Saturday, January 19, 2013

3: Harriet Steel - Becoming Lola

Lola Montez was a 19th-century dancer, courtesan, free spirit, and, if Harriet Steel's novelised version of her early life is to be believed, not remotely afraid to fight her corner. Her real name wasn't Lola Montez. She wasn't Spanish. She wasn't even much of a dancer, it seems. But she had a determination to live a certain kind of life and the beauty, charisma, and slapdash attitude to monogamy to make sure that was what happened. During her lifetime, she was one of the most famous women in the world, and a truly modern celebrity, in that she was famous mostly for her relationships and her fame, rather than for anything more concrete.
I'm surprised Madonna hasn't made a film of her life at any stage, but I suppose Madge wouldn't like to be reminded of the fact that, unlike her, when Montez turned to acting, she turned out to be good at it.
The problem with novels about real people is that real people sometimes do things without the kind of rock-solid motivation you would give a fictional person, which can sometimes make for a frustrating read. This is especially true if, like me, you're a pretty contented person by nature. The idea of being so restless, so jealous, so frustrated with the way the world works (especially as a Victorian woman), that you assault your lovers when they fail to provide for you, push people into impossible positions, compromise them and yourself in the eyes of society, and eventually end up being almost killed by a mob of disgruntled citizens because you're having a highly unpopular affair with their king, is somewhat alien to me. Maybe that's the fault of the story, but maybe it's a fault of the writing. The upshot is that I'm not sure I ever understood or got to like Montez, even though the story is told well enough that I always wanted her to succeed.

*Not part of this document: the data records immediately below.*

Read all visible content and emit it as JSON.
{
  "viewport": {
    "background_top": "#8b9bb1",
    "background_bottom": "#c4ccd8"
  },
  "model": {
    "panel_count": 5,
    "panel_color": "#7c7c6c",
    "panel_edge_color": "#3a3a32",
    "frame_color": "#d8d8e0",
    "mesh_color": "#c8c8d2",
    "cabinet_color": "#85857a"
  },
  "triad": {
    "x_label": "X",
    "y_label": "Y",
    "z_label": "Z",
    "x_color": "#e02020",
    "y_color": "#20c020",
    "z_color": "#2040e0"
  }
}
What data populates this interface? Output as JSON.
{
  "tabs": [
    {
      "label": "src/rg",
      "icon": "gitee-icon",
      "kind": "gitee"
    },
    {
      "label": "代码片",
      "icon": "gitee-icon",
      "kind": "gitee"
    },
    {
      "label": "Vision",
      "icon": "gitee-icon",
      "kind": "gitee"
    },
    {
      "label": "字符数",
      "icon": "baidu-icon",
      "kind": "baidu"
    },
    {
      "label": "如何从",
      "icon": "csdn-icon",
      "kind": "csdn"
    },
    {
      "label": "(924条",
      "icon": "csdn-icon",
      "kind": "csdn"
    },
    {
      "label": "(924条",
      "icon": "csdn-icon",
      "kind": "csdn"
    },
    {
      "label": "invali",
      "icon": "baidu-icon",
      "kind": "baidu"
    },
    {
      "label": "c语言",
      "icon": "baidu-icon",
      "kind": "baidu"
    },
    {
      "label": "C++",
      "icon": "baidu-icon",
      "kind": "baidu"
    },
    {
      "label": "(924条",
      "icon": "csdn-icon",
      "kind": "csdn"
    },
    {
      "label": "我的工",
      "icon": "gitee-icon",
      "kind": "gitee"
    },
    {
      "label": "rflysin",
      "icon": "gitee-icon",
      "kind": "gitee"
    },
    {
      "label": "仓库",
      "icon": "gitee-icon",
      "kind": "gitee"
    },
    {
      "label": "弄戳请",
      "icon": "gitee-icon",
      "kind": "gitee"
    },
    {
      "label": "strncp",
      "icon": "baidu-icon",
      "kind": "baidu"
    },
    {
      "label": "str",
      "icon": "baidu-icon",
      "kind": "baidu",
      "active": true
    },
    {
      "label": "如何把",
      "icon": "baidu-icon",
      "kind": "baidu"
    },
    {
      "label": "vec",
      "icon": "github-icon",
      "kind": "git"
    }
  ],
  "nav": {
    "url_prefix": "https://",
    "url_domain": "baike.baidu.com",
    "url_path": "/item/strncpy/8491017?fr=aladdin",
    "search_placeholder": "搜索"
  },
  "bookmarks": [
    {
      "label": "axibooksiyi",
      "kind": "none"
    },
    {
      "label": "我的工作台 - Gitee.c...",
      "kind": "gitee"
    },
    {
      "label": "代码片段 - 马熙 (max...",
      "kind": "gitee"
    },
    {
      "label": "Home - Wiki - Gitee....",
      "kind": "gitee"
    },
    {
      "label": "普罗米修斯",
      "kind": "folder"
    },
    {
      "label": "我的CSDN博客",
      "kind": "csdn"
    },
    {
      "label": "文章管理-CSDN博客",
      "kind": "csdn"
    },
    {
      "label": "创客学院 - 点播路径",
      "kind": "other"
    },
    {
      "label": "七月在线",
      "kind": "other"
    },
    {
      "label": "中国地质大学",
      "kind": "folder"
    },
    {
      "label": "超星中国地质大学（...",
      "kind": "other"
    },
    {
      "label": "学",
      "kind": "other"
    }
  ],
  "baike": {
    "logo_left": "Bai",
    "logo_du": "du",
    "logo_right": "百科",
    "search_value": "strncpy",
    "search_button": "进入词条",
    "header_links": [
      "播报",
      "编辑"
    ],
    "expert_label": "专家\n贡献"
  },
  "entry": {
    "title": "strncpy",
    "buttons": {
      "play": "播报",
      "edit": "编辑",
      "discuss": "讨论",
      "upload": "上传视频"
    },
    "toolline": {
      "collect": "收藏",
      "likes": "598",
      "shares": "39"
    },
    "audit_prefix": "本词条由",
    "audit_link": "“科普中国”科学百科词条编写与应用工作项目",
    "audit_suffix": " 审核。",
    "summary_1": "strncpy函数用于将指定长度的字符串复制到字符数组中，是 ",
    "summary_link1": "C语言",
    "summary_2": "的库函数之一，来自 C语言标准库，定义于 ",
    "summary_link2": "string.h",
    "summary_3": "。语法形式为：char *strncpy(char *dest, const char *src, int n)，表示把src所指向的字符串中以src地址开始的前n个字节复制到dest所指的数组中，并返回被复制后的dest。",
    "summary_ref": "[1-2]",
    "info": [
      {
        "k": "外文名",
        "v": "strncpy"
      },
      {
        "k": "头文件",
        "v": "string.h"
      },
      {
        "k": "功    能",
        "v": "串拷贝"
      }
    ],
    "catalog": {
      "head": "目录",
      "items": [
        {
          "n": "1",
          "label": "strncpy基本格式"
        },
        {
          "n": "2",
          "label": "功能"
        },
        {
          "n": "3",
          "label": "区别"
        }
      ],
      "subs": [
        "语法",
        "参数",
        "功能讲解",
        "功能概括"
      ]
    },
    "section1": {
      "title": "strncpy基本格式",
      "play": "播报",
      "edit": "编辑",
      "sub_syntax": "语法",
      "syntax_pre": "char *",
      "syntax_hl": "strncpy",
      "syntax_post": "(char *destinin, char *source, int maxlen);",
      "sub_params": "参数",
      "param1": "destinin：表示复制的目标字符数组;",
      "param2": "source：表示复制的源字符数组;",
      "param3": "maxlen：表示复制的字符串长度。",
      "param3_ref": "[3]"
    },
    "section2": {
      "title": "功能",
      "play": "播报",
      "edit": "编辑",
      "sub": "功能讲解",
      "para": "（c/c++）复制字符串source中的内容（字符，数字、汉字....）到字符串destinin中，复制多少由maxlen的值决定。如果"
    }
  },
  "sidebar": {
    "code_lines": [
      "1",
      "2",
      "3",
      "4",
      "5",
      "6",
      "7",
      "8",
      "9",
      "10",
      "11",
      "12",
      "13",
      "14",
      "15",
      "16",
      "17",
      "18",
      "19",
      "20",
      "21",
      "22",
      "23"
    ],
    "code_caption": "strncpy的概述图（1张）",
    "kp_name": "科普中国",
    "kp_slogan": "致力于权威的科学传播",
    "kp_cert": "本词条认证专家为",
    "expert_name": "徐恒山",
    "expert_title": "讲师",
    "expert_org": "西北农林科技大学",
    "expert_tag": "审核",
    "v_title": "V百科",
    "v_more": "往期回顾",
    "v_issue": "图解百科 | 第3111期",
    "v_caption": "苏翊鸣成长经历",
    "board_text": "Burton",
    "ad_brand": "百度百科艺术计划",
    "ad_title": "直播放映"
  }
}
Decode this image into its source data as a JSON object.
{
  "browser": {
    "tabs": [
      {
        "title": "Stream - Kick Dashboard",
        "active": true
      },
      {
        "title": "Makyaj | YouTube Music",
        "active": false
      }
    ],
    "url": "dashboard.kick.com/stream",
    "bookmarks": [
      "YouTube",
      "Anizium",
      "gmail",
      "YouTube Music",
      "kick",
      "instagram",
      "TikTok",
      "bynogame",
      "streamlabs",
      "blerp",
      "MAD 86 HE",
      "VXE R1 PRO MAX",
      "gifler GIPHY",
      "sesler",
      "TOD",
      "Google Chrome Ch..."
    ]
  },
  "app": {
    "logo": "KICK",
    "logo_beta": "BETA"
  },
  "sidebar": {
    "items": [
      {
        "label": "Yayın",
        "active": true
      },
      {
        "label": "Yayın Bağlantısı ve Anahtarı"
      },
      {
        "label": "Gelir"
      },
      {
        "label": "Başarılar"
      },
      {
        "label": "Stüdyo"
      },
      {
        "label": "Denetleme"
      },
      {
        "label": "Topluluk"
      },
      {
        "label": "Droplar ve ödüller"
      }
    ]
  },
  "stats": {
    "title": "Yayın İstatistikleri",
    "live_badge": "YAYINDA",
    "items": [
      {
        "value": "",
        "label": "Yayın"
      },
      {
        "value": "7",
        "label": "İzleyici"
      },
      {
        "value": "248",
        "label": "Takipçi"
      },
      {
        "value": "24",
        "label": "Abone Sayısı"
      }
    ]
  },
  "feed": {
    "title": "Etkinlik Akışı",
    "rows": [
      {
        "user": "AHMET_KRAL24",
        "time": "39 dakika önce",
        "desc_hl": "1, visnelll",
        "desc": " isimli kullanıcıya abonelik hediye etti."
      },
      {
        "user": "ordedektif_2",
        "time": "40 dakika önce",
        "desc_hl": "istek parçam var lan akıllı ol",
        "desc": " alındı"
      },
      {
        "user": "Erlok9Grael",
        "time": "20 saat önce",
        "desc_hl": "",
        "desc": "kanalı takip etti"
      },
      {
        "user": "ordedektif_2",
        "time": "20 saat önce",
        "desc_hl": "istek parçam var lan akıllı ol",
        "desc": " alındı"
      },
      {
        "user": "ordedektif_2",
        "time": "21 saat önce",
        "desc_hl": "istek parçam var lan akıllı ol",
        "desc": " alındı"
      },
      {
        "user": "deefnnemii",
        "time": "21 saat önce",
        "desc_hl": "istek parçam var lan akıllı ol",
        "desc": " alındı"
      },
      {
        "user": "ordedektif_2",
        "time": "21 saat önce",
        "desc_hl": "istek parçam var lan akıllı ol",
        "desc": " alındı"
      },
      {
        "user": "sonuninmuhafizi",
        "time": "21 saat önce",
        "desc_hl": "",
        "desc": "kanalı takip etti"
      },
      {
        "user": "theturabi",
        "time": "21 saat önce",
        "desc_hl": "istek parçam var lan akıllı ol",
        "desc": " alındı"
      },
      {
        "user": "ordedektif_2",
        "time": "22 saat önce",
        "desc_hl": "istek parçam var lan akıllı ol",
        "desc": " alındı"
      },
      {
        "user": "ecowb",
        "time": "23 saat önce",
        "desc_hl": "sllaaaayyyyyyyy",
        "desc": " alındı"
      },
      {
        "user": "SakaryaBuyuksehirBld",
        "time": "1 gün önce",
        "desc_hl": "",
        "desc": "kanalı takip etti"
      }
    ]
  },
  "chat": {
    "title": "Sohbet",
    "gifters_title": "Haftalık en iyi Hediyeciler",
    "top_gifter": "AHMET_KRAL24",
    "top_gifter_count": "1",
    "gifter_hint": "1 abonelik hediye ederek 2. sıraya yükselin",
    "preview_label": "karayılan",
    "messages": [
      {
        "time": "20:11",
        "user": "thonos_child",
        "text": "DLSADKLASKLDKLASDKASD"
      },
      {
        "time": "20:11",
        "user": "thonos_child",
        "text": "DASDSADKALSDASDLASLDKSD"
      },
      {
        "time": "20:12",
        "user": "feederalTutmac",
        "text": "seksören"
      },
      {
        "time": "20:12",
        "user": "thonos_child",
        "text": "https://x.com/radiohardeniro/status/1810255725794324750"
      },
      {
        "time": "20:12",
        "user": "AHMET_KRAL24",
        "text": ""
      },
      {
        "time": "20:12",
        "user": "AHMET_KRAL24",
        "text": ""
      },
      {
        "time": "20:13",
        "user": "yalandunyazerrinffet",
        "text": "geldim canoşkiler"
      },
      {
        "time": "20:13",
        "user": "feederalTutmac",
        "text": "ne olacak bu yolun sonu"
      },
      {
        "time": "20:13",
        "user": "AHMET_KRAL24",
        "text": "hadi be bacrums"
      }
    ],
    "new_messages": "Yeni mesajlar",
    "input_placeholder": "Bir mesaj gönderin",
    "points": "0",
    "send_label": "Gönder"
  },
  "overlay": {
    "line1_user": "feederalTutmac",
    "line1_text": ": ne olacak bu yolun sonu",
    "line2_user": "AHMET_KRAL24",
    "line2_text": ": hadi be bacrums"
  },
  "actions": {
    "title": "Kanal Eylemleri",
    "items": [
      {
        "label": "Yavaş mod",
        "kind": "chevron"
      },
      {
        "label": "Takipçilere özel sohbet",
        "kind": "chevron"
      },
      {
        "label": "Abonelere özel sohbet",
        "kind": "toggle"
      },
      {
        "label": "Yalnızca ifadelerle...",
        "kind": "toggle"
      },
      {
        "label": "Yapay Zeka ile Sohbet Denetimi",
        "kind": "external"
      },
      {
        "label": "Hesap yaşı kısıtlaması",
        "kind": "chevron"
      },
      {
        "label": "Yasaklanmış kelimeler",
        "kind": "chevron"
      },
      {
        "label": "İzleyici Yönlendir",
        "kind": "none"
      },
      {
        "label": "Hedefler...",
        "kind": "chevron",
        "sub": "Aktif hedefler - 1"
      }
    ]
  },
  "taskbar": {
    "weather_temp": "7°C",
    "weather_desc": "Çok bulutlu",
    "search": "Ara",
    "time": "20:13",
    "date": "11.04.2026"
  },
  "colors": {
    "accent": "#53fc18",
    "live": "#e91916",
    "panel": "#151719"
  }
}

Guilty Boksen said...

I'd recommend Bruce Seymour's biography of her, Trish. It may not make you like her more, but it will give you more of an idea about her motivations. And listen to Joanna Newsom's track Have One on Me - it may not give you more insight, but it's a damned fine song!

Trish Byrne said...

Oh, that's great. I was wondering if there was a really good biography of her anywhere. Thanks, GB.